Choosing to participate in a study is an important personal decision. Talk with your doctor and family members or friends about deciding to join a study. To learn more about this study, you or your doctor may contact the study research staff using the contacts provided below. For general information, Learn About Clinical Studies.

Layout table for eligibility information
Ages Eligible for Study:   18 Years and older   (Adult, Older Adult)
Sexes Eligible for Study:   All
Accepts Healthy Volunteers:   No

Inclusion Criteria:

  • Trauma injury (blunt and/or penetrating) resulting in lactic acidosis due to hemorrhagic shock
  • Acidosis (blood lactate level ≥ 5 mmol/L; equivalent to 45 mg/dL)

Exclusion Criteria:
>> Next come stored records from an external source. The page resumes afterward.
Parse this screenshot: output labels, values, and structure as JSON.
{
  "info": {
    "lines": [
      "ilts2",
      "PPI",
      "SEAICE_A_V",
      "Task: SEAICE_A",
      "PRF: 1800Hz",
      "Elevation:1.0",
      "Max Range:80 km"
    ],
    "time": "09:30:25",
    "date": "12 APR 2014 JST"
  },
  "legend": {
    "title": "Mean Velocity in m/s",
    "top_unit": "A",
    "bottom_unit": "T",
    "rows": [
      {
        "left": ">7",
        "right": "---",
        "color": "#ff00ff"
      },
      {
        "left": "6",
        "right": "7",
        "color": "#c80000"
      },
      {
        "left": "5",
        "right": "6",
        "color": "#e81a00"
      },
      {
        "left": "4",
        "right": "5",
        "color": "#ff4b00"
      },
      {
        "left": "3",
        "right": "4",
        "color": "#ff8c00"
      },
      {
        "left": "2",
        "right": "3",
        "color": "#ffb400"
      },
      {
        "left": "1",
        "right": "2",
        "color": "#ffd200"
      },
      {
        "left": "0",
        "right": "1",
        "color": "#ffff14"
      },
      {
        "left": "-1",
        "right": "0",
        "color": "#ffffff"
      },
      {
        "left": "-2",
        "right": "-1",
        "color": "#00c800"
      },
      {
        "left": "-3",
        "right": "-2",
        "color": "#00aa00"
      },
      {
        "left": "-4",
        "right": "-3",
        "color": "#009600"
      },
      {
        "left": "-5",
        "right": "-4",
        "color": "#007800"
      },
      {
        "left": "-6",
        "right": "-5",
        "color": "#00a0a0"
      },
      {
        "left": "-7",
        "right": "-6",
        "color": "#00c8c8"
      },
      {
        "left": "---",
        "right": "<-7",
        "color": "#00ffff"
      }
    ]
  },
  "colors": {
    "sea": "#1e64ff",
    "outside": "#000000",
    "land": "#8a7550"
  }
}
  • Massive injury incompatible with life
  • Normalization of lactate prior to dosing (≤ 2.2 mmol/L)
  • Evidence of severe traumatic brain injury (TBI) as defined by ANY one of the following: Known non-survivable head injury or open brain injury; Known AIS (head region) ≥ 4 by an appropriate imaging methodology; Contemplated CNS surgery; Abnormal physical exam indicative of severe CNS or any spinal cord injury above T5 level; or Glasgow Coma Score (GCS) = 3, 4 or 5.
  • Cardiac arrest prior to randomization
  • Known age below the legal age for consenting
  • Estimated time from injury to randomization > 4 hours
  • Estimated time from hospital admission to randomization > 2 hours
  • Known pregnancy
  • Use of any oxygen carrier other than RBCs
  • Known previous participation in this study
  • Professional or ancillary personnel involved with this study
  • Known receipt of any investigational drug(s) within 30 days prior to study

Information from the National Library of Medicine

To learn more about this study, you or your doctor may contact the study research staff using the contact information provided by the sponsor.

Please refer to this study by its identifier (NCT number): NCT01973504

Show Show 31 study locations
Sponsors and Collaborators
Layout table for investigator information
Principal Investigator: Karim Brohi, MD The Royal London Hospital
Study Chair: Frank V. Booth, BCh, FACS Sangart, Inc.
Additional Information:

Layout table for additonal information
Responsible Party: Sangart Identifier: NCT01973504    
Other Study ID Numbers: TRA-207
First Posted: October 31, 2013    Key Record Dates
Last Update Posted: October 31, 2013
Last Verified: October 2013
Keywords provided by Sangart:
Hemorrhagic shock
Lactic acidosis
Oxygen therapeutics
Oxygen carriers
Ischemic rescue therapy
Hemoglobin solutions
PEGylated hemoglobin
Additional relevant MeSH terms:
Layout table for MeSH terms
Acidosis, Lactic
Shock, Hemorrhagic
Wounds and Injuries
Pathologic Processes
Acid-Base Imbalance
Metabolic Diseases